Cleaning my desk the other day, I found an antique. A picture of a pinewood derby car my son and I built for the Cub Scouts. What’s-His-Name and I learned a lot from that car. One of the things we learned was that we didn’t particularly like the Cub Scouts.
Actually, we built two cars. I have no idea what happened to the first car, but looking down at the photo of little chunk of blue painted wood, the whole story flooded back, and for a little while there, I had an eight year old boy standing next to me.
When What’s-His-Name joined the Cub Scouts, I remember going to the meetings at the elementary school lunch room. I wonder how many hours I have spent squirming around trying to fit a grown up ass into those little midget chairs? If you have small children, before they start elementary school, find yourself a good folding chair you can drag along to such meetings. If you can get away with it, take a hip flask.
That boy was excited. A moose hunt in Alaska wouldn’t have excited that boy half as much as sitting on the floor of a school cafeteria trying to tie a square knot. His ratio was about 5 granny knots to every square knot, but we were both proud of them. I never told him that was about my square-to-granny ratio, too.
Then they announced the pinewood derby competition. We had a month to turn a $2.50 kit into a prize winning racecar. The rules were fairly simple. Each boy had to build it himself, under supervision of his father. There was a weight limit, a maximum length, and a few other assorted rules that escape me twenty years later, but that was about it.
What’s-His-Name had a lot of fun putting that model together, and I can honestly say he did it all himself, while I hovered overhead. And I can prove it, too. That car was as ugly as a mud fence and as slow as a lame Mississippi mud turtle. The nails holding those wheels on were as crooked as a congressman. We were both proud of that car, but it came in dead last. And even my son could tell why. His was the only car in that competition that had been made by an actual cub scout. The rest of those cars were perfect. They were fast, perfectly balanced, and beautifully painted. One father told me privately that he had paid $200 for his son’s car. About the only thing most of the actual scouts had done was put their cars on the track.
I can still remember the look my son gave me when that race was over. He was only eight, but he clearly understood that we had been snookered. We had been played, and neither of us liked it.

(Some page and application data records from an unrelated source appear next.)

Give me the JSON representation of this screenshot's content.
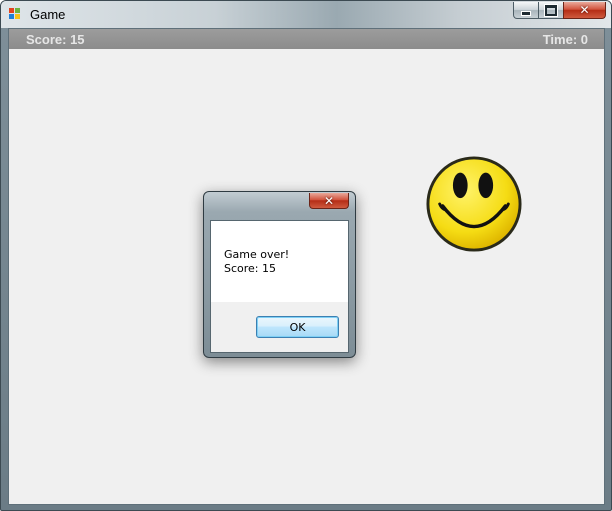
{
  "window": {
    "title": "Game",
    "app_icon": "windows-app-icon",
    "controls": [
      "minimize-icon",
      "maximize-icon",
      "close-icon"
    ]
  },
  "hud": {
    "score_text": "Score: 15",
    "time_text": "Time: 0"
  },
  "game": {
    "sprite": "smiley-face-icon",
    "sprite_color": "#f5dc14"
  },
  "dialog": {
    "message_line1": "Game over!",
    "message_line2": "Score: 15",
    "ok_label": "OK",
    "close_icon": "close-icon"
  },
  "colors": {
    "hud_bar": "#8f8f8f",
    "client_bg": "#f0f0f0",
    "close_button": "#c8402a"
  }
}
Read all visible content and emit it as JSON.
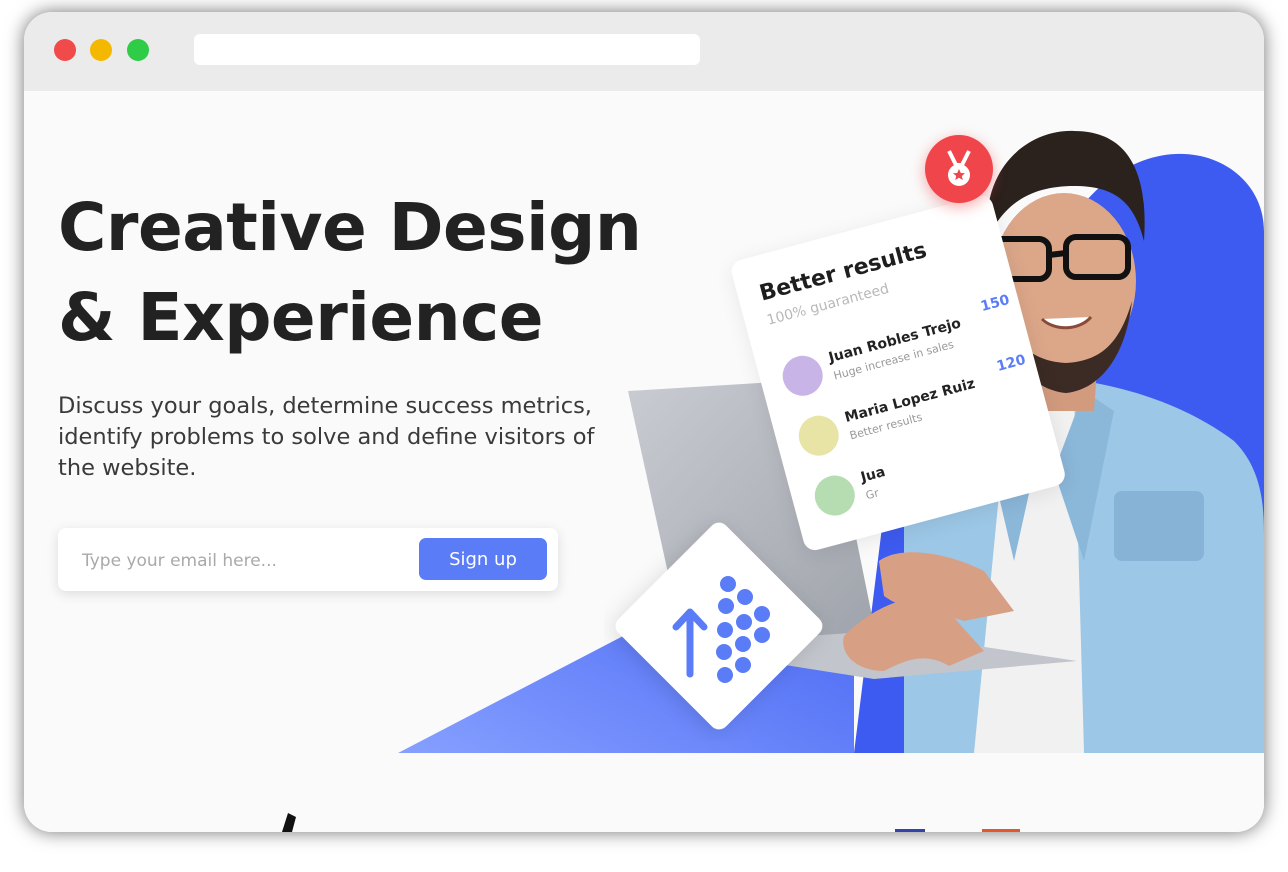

Eleven months later, What’s-His-Name was nine, and we bought the second pinewood derby kit. And while my son certainly helped build that car, he had a little help. The “advising” team had a total of 7 advanced college degrees. It was probably the first pinewood derby car in history that had the weight placement plan calculated by a nuclear physicist.
There was absolutely no problem with the wheels that year. My son and I had put the nails on a jeweler’s metal lathe and insured they were perfectly round and a perfect match for the wheels that had their cores filled and re-drilled. The underside of the nail heads had been polished mirror bright. You could spin one of the wheels on that car and it would turn for an amazingly long time. And the tread of the tires had been slightly cambered so that only a portion of the wheel actually made contact with the track, thus reducing friction. His mother, the Doc, helped him paint the car.
Needless to say, What’s-His-Name won. That car ran like a scalded dog. And my son could have made a tiny sum that night. Several fathers wanted to buy it, but he didn’t want to part with it. He still has it.
My son and I both learned something from those races. The children aren’t always the childish ones when fathers and sons play together.